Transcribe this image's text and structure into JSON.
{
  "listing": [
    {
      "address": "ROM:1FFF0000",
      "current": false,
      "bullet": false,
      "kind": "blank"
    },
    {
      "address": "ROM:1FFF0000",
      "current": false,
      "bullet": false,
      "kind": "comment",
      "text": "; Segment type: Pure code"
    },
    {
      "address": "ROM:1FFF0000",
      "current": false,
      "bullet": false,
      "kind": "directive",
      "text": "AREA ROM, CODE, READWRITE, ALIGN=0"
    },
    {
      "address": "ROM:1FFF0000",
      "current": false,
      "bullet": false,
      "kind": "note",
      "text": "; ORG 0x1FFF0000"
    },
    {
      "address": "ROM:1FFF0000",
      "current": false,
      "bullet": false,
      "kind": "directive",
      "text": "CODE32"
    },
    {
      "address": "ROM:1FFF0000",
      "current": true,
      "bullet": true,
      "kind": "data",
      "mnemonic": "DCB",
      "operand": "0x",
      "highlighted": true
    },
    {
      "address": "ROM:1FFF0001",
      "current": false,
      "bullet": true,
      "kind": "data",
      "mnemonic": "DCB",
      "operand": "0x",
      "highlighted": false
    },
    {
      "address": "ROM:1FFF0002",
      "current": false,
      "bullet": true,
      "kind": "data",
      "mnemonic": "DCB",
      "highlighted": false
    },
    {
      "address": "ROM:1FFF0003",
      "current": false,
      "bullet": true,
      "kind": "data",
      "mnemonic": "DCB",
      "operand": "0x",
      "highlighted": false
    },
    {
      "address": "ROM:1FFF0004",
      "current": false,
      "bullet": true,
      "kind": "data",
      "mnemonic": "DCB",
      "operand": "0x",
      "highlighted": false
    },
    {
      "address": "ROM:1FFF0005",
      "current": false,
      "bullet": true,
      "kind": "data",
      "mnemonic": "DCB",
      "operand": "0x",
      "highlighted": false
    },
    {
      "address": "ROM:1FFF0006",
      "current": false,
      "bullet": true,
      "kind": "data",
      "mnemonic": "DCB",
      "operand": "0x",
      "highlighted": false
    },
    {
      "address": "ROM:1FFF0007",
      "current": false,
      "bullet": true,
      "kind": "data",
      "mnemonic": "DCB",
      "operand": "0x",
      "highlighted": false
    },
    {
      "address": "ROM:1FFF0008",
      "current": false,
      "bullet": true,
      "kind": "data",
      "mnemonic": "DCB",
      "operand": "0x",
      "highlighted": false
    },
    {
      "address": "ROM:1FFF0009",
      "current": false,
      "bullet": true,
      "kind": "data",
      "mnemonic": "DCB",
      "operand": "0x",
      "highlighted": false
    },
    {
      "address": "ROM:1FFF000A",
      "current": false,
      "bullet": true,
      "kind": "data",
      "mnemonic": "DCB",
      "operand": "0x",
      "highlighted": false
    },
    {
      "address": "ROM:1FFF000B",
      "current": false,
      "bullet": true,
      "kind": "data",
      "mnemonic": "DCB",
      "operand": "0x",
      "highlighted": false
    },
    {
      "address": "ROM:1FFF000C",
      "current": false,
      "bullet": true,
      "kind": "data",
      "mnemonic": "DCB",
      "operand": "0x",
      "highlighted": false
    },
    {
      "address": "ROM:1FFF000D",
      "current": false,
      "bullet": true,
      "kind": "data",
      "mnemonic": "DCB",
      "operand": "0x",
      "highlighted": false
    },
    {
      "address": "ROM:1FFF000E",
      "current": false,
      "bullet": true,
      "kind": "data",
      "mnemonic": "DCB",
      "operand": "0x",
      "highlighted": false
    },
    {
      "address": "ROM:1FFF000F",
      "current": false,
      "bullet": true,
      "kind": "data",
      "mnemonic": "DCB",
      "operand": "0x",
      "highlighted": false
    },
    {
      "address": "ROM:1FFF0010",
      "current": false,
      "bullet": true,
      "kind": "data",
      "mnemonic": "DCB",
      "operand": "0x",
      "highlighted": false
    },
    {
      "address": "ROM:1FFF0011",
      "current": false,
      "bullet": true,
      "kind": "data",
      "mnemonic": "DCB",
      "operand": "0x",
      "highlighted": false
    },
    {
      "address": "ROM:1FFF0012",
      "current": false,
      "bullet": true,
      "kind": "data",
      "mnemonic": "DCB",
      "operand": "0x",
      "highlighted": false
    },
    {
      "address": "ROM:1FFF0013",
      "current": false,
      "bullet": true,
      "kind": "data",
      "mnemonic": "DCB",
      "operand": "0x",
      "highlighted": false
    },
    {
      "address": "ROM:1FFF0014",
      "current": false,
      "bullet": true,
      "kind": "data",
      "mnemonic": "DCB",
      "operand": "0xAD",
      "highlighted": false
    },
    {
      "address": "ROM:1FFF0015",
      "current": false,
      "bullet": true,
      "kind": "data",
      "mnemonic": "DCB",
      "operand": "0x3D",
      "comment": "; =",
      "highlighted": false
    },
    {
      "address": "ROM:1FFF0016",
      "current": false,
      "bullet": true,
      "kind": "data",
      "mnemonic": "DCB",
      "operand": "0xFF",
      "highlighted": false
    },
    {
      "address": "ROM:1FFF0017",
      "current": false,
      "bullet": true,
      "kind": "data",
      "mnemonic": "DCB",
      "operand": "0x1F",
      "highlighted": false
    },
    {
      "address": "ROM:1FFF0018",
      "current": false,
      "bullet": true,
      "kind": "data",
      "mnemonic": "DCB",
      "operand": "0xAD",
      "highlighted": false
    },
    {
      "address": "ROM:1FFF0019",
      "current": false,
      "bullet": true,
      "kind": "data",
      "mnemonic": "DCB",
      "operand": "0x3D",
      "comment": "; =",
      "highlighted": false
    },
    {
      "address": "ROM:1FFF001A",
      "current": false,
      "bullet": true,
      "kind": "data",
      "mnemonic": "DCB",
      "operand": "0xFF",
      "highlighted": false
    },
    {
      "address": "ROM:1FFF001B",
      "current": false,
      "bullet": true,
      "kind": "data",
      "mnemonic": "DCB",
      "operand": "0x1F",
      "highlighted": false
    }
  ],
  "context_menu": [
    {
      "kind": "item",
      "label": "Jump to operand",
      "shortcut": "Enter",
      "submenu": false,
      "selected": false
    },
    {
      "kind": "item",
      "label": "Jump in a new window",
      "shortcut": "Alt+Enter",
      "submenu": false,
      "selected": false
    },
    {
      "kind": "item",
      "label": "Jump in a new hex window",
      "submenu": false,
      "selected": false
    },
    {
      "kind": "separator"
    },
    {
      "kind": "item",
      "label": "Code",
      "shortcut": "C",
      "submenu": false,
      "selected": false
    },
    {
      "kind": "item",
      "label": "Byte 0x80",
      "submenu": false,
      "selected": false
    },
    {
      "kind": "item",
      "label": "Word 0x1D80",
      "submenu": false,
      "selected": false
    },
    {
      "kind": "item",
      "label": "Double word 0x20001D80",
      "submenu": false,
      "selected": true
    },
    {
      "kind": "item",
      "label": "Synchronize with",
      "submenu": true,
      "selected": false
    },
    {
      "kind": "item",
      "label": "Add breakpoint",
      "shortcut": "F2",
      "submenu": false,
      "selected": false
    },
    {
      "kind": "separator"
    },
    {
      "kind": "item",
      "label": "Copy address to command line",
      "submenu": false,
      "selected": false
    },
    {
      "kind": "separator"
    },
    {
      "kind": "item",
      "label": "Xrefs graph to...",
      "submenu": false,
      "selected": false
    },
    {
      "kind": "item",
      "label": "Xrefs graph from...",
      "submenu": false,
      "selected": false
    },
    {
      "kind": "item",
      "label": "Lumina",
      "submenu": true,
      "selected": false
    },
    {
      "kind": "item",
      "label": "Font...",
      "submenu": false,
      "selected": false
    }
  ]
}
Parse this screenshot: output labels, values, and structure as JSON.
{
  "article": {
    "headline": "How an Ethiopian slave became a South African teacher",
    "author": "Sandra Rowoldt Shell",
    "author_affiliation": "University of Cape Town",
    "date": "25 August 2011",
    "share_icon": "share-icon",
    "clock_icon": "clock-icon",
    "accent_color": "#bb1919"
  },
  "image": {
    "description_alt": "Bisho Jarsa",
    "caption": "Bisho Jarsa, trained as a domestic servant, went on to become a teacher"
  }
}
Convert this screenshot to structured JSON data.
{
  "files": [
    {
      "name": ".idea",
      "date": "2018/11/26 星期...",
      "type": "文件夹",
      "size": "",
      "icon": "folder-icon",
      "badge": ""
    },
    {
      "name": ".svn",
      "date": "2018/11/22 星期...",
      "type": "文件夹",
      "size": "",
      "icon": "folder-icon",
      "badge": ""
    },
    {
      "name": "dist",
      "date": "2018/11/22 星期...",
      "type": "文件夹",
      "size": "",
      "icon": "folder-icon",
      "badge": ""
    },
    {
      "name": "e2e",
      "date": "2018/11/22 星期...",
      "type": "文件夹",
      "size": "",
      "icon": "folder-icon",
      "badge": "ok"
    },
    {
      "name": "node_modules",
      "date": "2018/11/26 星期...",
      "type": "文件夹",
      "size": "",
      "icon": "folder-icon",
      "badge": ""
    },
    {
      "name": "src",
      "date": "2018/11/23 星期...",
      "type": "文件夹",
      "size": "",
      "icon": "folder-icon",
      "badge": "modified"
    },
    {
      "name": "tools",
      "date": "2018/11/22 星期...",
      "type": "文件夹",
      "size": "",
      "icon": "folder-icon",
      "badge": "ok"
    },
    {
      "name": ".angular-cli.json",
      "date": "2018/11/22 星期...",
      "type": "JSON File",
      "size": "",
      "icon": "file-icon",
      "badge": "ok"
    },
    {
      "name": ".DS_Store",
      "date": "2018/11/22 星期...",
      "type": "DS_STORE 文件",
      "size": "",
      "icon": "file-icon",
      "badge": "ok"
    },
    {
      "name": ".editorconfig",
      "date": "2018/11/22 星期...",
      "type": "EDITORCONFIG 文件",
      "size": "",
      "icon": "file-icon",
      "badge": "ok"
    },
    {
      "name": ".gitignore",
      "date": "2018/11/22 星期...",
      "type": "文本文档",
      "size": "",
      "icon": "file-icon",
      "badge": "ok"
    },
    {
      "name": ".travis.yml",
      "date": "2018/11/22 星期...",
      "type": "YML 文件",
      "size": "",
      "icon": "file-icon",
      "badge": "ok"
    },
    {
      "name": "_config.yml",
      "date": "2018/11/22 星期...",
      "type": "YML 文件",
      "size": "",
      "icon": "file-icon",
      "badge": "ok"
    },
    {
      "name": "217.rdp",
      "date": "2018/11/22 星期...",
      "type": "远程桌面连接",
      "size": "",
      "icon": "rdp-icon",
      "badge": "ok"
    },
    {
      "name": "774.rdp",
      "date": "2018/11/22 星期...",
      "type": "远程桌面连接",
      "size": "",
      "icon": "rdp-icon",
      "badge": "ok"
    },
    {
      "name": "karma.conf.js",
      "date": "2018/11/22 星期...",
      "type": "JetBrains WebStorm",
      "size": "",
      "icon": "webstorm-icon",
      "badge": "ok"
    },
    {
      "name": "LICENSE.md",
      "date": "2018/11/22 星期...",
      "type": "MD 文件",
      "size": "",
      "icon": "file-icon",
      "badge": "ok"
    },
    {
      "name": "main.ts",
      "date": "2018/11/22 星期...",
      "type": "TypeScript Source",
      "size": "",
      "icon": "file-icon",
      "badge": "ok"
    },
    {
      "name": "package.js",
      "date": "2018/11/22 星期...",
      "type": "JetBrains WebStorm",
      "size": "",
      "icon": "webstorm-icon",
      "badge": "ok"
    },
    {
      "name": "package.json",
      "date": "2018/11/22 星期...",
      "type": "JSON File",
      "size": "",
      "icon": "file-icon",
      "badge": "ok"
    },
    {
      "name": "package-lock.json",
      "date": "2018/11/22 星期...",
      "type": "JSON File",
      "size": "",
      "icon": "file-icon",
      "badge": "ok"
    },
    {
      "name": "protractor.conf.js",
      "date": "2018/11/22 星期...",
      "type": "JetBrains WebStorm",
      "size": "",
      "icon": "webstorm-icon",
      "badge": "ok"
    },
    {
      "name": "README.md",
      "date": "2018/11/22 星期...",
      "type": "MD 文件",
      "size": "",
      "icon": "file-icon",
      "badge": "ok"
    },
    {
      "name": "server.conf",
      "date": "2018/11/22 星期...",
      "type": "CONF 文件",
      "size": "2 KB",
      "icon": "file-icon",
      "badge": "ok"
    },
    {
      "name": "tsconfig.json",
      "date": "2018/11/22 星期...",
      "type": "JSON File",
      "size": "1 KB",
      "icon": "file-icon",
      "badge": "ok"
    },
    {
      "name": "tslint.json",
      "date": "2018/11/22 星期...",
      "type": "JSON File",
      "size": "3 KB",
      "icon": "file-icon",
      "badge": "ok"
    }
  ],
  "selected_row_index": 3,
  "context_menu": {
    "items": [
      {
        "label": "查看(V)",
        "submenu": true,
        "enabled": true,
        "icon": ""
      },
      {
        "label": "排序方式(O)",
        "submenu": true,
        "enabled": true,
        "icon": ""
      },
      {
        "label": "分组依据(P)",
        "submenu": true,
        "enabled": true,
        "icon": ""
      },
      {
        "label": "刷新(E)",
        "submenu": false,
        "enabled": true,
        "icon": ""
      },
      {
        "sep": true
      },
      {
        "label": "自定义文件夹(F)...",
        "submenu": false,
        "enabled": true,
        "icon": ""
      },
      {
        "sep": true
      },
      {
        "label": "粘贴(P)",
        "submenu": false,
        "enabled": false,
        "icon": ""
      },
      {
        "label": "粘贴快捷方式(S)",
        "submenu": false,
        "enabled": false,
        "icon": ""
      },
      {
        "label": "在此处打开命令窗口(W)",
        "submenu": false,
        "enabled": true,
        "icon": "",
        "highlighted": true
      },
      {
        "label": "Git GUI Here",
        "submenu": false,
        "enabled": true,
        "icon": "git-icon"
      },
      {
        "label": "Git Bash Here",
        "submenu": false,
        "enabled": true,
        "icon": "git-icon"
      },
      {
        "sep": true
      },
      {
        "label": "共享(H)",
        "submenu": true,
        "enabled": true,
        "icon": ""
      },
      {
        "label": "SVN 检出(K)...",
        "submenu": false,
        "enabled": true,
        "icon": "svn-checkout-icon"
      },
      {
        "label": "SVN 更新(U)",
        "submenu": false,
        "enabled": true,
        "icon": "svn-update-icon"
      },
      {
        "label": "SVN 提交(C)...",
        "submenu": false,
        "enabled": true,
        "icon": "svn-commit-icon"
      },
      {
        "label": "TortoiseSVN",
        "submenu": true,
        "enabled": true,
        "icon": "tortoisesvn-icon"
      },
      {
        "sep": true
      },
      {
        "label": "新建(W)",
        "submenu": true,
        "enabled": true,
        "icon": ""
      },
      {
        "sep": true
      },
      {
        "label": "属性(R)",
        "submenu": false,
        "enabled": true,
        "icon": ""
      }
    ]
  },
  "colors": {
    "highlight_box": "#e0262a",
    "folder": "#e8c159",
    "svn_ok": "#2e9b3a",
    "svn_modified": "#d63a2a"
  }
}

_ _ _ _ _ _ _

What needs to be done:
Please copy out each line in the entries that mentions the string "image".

Solution for this exercise:
Transcribe this image's text and structure into JSON.
  "image": {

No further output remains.